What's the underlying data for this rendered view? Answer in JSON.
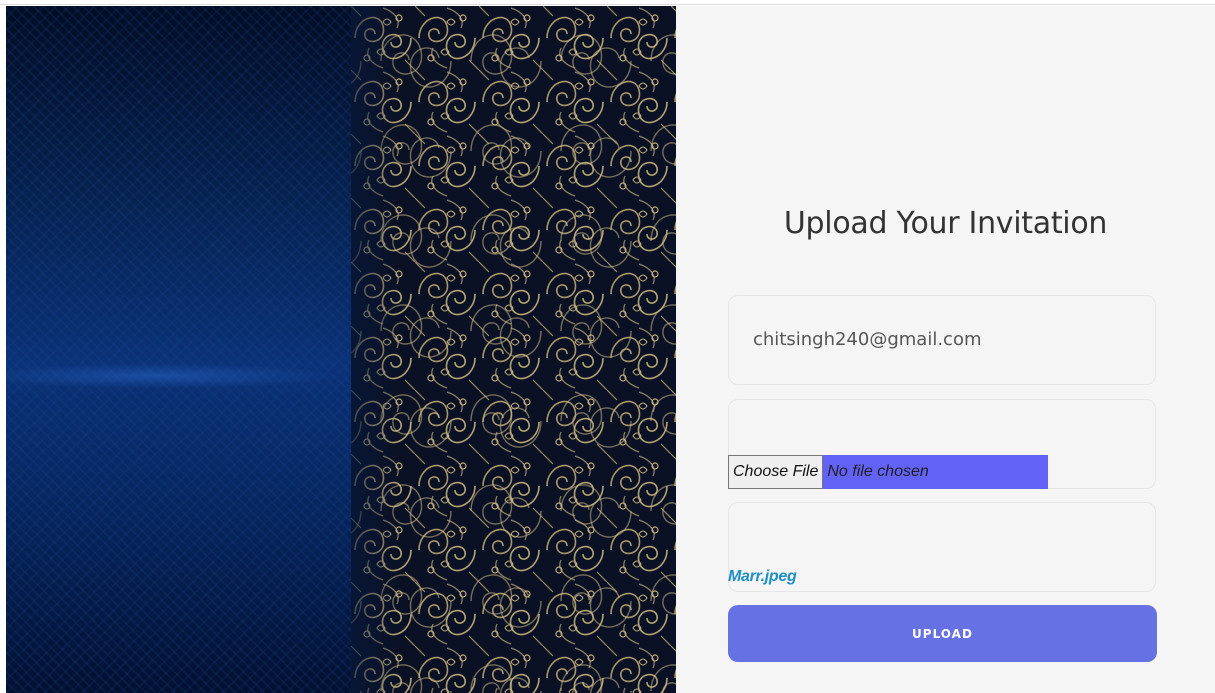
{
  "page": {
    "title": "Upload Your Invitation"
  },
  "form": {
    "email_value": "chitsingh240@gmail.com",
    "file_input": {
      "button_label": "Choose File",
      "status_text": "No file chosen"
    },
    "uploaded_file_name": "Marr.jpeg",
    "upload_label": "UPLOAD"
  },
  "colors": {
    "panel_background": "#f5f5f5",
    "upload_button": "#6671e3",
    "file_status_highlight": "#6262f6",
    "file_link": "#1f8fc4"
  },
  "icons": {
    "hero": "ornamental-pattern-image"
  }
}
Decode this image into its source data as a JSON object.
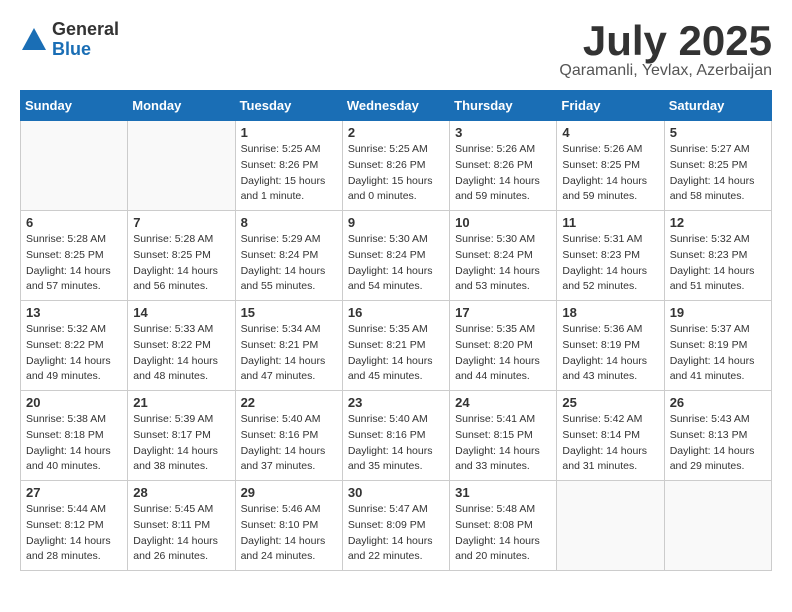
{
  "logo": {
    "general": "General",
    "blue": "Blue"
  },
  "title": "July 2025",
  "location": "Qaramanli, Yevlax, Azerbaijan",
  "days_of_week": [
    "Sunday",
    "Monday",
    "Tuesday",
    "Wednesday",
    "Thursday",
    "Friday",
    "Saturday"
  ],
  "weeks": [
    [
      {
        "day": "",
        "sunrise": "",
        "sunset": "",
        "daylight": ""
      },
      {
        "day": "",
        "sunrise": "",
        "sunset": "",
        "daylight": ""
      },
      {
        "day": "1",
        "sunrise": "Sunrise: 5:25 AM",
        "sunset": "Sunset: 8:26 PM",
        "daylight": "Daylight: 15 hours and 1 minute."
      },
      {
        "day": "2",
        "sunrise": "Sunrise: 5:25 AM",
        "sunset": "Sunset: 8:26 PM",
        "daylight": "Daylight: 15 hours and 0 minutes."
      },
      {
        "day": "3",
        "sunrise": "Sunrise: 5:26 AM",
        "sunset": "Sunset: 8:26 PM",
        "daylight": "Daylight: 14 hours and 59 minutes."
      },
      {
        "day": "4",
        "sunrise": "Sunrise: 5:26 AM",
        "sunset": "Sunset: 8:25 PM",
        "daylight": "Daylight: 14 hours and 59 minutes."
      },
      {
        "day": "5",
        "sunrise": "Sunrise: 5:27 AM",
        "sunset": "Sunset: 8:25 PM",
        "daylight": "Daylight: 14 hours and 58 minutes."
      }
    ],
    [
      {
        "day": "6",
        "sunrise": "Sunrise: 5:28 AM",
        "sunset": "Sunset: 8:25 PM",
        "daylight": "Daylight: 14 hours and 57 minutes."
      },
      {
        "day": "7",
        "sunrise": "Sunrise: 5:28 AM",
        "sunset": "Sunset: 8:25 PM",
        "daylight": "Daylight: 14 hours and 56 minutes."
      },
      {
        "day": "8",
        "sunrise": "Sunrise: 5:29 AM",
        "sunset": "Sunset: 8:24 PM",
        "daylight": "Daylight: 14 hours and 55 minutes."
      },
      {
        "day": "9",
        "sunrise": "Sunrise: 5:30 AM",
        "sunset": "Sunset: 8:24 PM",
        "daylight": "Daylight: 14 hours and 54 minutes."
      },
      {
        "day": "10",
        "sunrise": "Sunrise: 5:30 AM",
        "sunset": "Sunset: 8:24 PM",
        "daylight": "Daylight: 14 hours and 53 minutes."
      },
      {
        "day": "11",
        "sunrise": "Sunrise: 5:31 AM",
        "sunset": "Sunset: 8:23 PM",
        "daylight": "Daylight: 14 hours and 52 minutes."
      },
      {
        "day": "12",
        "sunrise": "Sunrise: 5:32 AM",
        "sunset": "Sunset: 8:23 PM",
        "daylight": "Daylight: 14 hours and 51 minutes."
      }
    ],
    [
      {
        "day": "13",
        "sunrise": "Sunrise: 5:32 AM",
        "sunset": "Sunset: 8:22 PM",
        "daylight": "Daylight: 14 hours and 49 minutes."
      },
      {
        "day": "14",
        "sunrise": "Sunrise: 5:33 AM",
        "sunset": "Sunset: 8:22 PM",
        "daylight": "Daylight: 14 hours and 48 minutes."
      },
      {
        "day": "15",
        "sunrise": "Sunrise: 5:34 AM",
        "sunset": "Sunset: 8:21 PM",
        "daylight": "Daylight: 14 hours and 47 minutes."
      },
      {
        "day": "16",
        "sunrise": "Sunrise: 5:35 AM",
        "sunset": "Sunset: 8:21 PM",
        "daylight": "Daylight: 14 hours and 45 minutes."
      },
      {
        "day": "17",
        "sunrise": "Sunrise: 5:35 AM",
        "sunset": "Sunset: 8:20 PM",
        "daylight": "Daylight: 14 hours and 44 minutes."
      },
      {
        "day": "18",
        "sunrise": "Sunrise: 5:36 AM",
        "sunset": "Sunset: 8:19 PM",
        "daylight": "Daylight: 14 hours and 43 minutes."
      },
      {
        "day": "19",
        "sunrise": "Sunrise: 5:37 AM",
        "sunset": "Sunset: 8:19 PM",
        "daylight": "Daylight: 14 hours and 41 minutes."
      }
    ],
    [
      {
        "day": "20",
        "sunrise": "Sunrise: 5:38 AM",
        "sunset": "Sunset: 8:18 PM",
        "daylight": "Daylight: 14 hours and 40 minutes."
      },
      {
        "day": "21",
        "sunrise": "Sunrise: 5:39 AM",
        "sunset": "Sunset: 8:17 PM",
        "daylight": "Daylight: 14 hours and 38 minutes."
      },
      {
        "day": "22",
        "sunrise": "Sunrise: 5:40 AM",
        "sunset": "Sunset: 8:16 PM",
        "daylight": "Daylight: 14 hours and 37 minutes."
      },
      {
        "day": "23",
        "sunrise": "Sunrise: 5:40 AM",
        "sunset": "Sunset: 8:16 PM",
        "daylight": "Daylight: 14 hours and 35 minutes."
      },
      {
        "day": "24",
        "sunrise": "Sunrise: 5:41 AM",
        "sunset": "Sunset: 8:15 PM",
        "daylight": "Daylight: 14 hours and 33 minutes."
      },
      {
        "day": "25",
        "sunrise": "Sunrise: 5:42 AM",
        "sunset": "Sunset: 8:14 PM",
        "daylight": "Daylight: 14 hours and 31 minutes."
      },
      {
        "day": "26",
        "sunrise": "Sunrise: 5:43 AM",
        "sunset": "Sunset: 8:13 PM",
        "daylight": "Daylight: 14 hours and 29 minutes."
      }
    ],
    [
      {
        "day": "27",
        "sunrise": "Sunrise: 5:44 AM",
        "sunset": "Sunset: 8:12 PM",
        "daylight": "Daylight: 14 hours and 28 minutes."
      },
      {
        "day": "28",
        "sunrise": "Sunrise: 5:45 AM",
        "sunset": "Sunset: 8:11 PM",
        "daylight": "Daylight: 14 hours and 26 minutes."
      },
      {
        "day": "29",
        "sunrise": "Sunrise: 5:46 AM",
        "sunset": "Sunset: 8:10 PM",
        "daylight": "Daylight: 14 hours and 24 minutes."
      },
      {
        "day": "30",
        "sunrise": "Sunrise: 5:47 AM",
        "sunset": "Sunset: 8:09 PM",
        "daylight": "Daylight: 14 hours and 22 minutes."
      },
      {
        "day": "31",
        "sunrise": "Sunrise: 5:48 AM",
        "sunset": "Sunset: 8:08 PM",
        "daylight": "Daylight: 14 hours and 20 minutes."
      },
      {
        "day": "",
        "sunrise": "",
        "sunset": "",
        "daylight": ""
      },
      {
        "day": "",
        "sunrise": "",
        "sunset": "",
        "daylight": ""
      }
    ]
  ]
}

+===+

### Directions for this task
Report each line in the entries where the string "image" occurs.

### Response
    "hero": "ornamental-pattern-image"
Decode this image into its source data as a JSON object.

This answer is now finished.